Slate: Another piece of the puzzle is U.S. Marshal Jimmy Britt, who comes forward after 25 years to say that he saw prosecutors silence Stoeckley, by threatening to indict her if she testified about her confession to being in MacDonald’s house the night of the murders. How much weight do you give to Britt’s account?

Morris: Yes, U.S. Marshal Britt. Do I believe him? And do I believe him because I want to believe him? All these strange things about evidence. We want to grab hold of one piece of evidence that tells us everything, that’s the slam dunk. But this is a case about many, many, many details. I ask the reader at the end, consider the totality of the evidence, ask yourself, what’s your conclusion?  I think the book is unique in the sense that maybe it is my epistemological murder story. It’s asking the reader to think about the evidence in a way you’re never asked to do in this kind of story. It’s asking the exact thing of the reader that Malcolm didn’t. As the writer, you are always supposed to cut to the chase, make the argument, lead the reader along. I make an argument, but I make an argument in my own way. Do I believe Jeffrey MacDonald was railroaded? You betcha. Do I have a problem arguing that? Not at all.

Slate: How much does it affect your thinking that MacDonald has never confessed, even though he has been eligible for parole since 1991, and to get parole he would have to take responsibility for his crimes, which essentially means confessing? He continues to appeal his conviction—a hearing is scheduled for later this month.

Morris: There’s a man in prison who has steadfastly said “I didn’t do it.” He has never wavered for 30 years. Here’s a guy who was interviewed by choice by the military Criminal Investigative Division, and he allowed them to take his statement without the presence of lawyers. Why did he do it? I think because he believed that as an innocent man he had nothing to fear.

I’m glad I did the book, and I hope the book shows Jeffrey shouldn’t be in jail.
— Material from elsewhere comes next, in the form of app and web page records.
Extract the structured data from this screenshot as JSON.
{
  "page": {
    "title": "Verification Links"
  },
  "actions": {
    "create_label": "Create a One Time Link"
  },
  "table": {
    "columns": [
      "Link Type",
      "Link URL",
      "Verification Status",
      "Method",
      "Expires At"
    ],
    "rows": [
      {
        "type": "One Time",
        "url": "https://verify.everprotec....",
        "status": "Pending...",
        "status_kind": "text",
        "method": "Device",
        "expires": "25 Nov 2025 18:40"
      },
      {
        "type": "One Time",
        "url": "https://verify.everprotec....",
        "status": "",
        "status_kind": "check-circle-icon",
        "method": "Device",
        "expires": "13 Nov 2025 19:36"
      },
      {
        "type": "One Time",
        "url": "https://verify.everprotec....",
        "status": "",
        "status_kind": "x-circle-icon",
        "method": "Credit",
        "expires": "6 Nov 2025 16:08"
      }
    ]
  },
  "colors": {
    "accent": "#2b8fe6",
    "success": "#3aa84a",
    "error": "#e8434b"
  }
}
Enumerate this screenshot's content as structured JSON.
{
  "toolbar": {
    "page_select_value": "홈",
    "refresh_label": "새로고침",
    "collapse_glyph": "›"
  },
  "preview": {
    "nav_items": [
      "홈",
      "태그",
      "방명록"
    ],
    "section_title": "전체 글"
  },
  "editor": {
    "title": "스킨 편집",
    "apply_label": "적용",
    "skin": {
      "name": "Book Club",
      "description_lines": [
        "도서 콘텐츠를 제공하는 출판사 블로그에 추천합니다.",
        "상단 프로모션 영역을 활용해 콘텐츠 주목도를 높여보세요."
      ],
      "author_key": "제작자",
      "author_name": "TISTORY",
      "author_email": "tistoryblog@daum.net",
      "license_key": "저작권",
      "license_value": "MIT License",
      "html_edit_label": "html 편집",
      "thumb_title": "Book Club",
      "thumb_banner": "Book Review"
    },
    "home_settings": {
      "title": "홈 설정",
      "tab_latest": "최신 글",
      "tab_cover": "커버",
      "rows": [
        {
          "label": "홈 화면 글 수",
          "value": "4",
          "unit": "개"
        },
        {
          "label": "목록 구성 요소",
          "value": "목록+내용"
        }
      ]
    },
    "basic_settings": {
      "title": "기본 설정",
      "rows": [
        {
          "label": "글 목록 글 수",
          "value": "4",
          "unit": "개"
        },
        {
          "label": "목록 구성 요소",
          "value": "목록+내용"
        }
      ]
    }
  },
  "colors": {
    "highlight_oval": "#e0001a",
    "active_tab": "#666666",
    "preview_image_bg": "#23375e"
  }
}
However you cut it, there was a terrible miscarriage of justice and it shouldn’t be allowed to stand. His conviction should be overturned. And if this conviction were to be overturned, there would be no retrial because there is no case. There never was a case to begin with.

This interview has been edited and condensed for publication.

*Correction, Sept. 13, 2012: This article originally misstated that Errol Morris captured the confession on camera. He captured it on tape.